Methylmalonic acid (MMA): MMA accumulates with vitamin B12 deficiency due to the diminished activity of methylmalonyl-CoA mutase. Although MMA levels can also be elevated with kidney dysfunction, elevated serum or urinary MMA is the most specific indicator of vitamin B12 deficiency, and many regard it as the most accurate marker. Although historically, MMA was considered expensive to measure, that has changed more recently with the use of urinary MMA (uMMA) testing. Studies have found that fasting uMMA concentrations corrected for creatinine (to rule out kidney dysfunction) are highly linearly correlated with serum MMA samples and have high sensitivity and specificity for subnormal B12 concentrations. When using uMMA to measure B12 status, levels below 2.0 mmol/mol creatinine are considered optimal. If higher than 3.8 mmol/mol creatinine, B12 status is likely very low and should be discussed with a trusted healthcare provider.

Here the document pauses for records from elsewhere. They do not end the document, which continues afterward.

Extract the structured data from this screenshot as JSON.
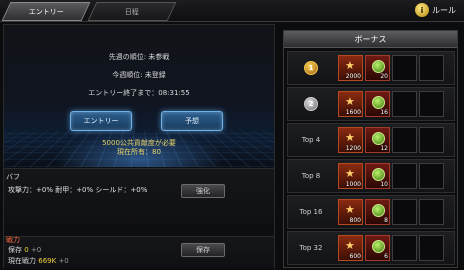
{
  "tabs": {
    "entry": "エントリー",
    "history": "日程"
  },
  "rules_label": "ルール",
  "rules_badge": "i",
  "hero": {
    "prev_rank": "先週の順位: 未参戦",
    "curr_rank": "今週順位: 未登録",
    "timer": "エントリー終了まで：08:31:55",
    "entry_button": "エントリー",
    "prev_button": "予想",
    "requirement": "5000公共貢献度が必要",
    "owned": "現在所有：80"
  },
  "buff": {
    "title": "バフ",
    "line": "攻撃力：+0%  耐甲：+0%  シールド：+0%",
    "button": "強化"
  },
  "power": {
    "title": "戦力",
    "saved_label": "保存",
    "saved_value": "0",
    "saved_dim": "+0",
    "current_label": "現在戦力",
    "current_value": "669K",
    "current_dim": "+0",
    "button": "保存"
  },
  "bonus": {
    "title": "ボーナス",
    "rows": [
      {
        "rank": "",
        "medal": "gold",
        "medal_text": "1",
        "item_qty": "2000",
        "coin_qty": "20"
      },
      {
        "rank": "",
        "medal": "silver",
        "medal_text": "2",
        "item_qty": "1600",
        "coin_qty": "16"
      },
      {
        "rank": "Top 4",
        "medal": "",
        "medal_text": "",
        "item_qty": "1200",
        "coin_qty": "12"
      },
      {
        "rank": "Top 8",
        "medal": "",
        "medal_text": "",
        "item_qty": "1000",
        "coin_qty": "10"
      },
      {
        "rank": "Top 16",
        "medal": "",
        "medal_text": "",
        "item_qty": "800",
        "coin_qty": "8"
      },
      {
        "rank": "Top 32",
        "medal": "",
        "medal_text": "",
        "item_qty": "600",
        "coin_qty": "6"
      }
    ]
  },
  "colors": {
    "accent_blue": "#6fb0e6",
    "power_red": "#ff6a3d",
    "gold_text": "#f3d23a"
  }
}
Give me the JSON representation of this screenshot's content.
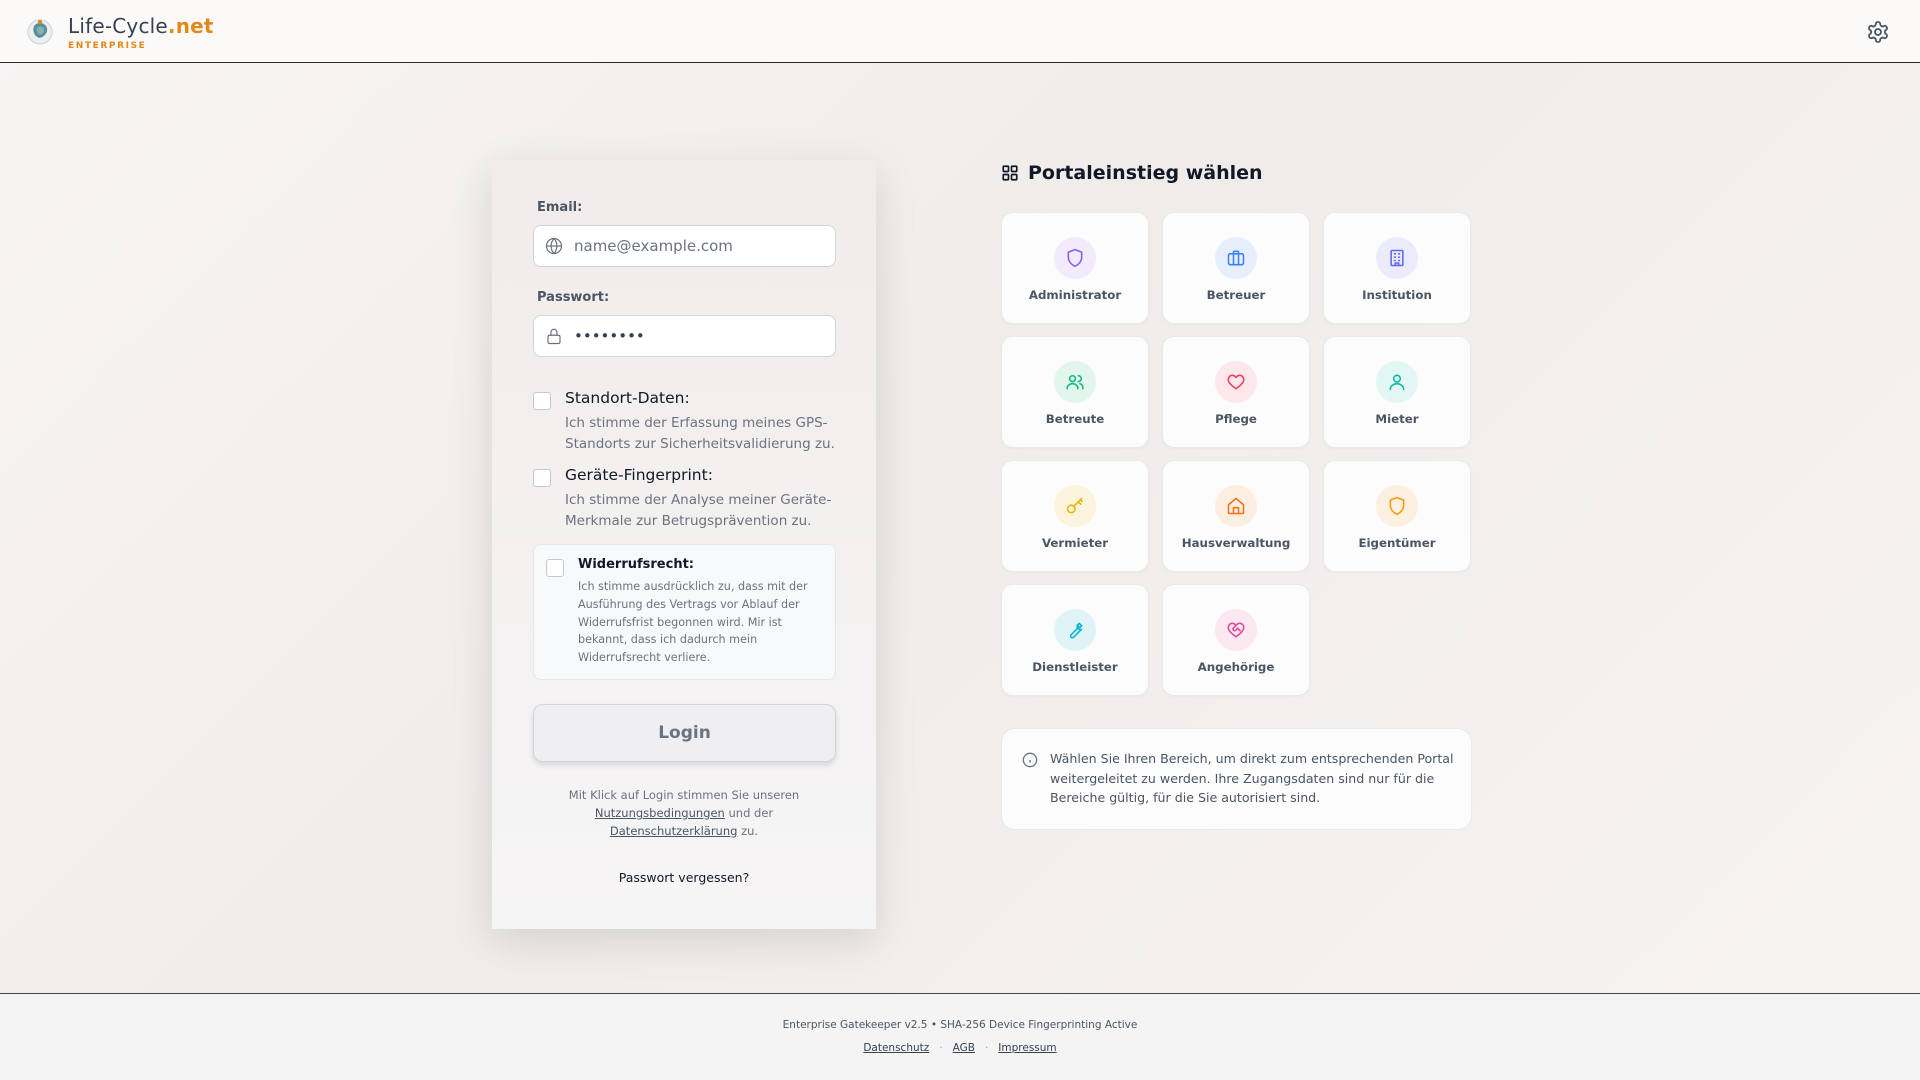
{
  "header": {
    "brand_prefix": "Life-Cycle",
    "brand_suffix": ".net",
    "brand_sub": "ENTERPRISE",
    "settings_icon": "gear-icon"
  },
  "login": {
    "email_label": "Email:",
    "email_placeholder": "name@example.com",
    "password_label": "Passwort:",
    "password_value": "••••••••",
    "location_title": "Standort-Daten:",
    "location_desc": "Ich stimme der Erfassung meines GPS-Standorts zur Sicherheitsvalidierung zu.",
    "fingerprint_title": "Geräte-Fingerprint:",
    "fingerprint_desc": "Ich stimme der Analyse meiner Geräte-Merkmale zur Betrugsprävention zu.",
    "widerruf_title": "Widerrufsrecht:",
    "widerruf_desc": "Ich stimme ausdrücklich zu, dass mit der Ausführung des Vertrags vor Ablauf der Widerrufsfrist begonnen wird. Mir ist bekannt, dass ich dadurch mein Widerrufsrecht verliere.",
    "login_button": "Login",
    "terms_pre": "Mit Klick auf Login stimmen Sie unseren",
    "terms_link1": "Nutzungsbedingungen",
    "terms_mid": "und der",
    "terms_link2": "Datenschutzerklärung",
    "terms_post": "zu.",
    "forgot": "Passwort vergessen?"
  },
  "portal": {
    "title": "Portaleinstieg wählen",
    "tiles": [
      {
        "label": "Administrator",
        "icon": "shield-icon",
        "color": "#8b5cf6",
        "bg": "#f1ebfc"
      },
      {
        "label": "Betreuer",
        "icon": "briefcase-icon",
        "color": "#3b82f6",
        "bg": "#e8effc"
      },
      {
        "label": "Institution",
        "icon": "building-icon",
        "color": "#6366f1",
        "bg": "#ebebfb"
      },
      {
        "label": "Betreute",
        "icon": "users-icon",
        "color": "#10b981",
        "bg": "#e3f6ee"
      },
      {
        "label": "Pflege",
        "icon": "heart-icon",
        "color": "#f43f5e",
        "bg": "#fde9ec"
      },
      {
        "label": "Mieter",
        "icon": "user-icon",
        "color": "#14b8a6",
        "bg": "#e2f6f3"
      },
      {
        "label": "Vermieter",
        "icon": "key-icon",
        "color": "#eab308",
        "bg": "#fcf4dc"
      },
      {
        "label": "Hausverwaltung",
        "icon": "home-icon",
        "color": "#f97316",
        "bg": "#fdeee2"
      },
      {
        "label": "Eigentümer",
        "icon": "shield-outline-icon",
        "color": "#f59e0b",
        "bg": "#fcf0e0"
      },
      {
        "label": "Dienstleister",
        "icon": "wrench-icon",
        "color": "#06b6d4",
        "bg": "#e0f4f8"
      },
      {
        "label": "Angehörige",
        "icon": "heart-handshake-icon",
        "color": "#ec4899",
        "bg": "#fce8f1"
      }
    ],
    "info": "Wählen Sie Ihren Bereich, um direkt zum entsprechenden Portal weitergeleitet zu werden. Ihre Zugangsdaten sind nur für die Bereiche gültig, für die Sie autorisiert sind."
  },
  "footer": {
    "text": "Enterprise Gatekeeper v2.5 • SHA-256 Device Fingerprinting Active",
    "links": [
      "Datenschutz",
      "AGB",
      "Impressum"
    ],
    "separator": "·"
  }
}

Vitamin B12 is an indispensable nutrient required for normal physiological functioning. Although it is found in a variety of foods, subclinical deficiencies still affect about a quarter of the Western population. B12 deficiency can cause various symptoms, including fatigue, depression, difficulty concentrating, paresthesia in hands and feet, and impaired coordination.
Unfortunately, if left untreated, some of the neurological symptoms of vitamin B12 deficiency can become irreversible. If you are concerned about your B12 levels, testing your B12 status regularly can help drive healthcare decisions and symptom correction. Currently, urinary MMA (uMMA) testing is a sensitive, specific, and cost-effective way to determine B12 status. If your B12 levels are low, work with a trusted healthcare provider to determine the cause so that proper treatment can be provided. To read more about B12 treatment options, check out the article: How to choose a B12 supplement.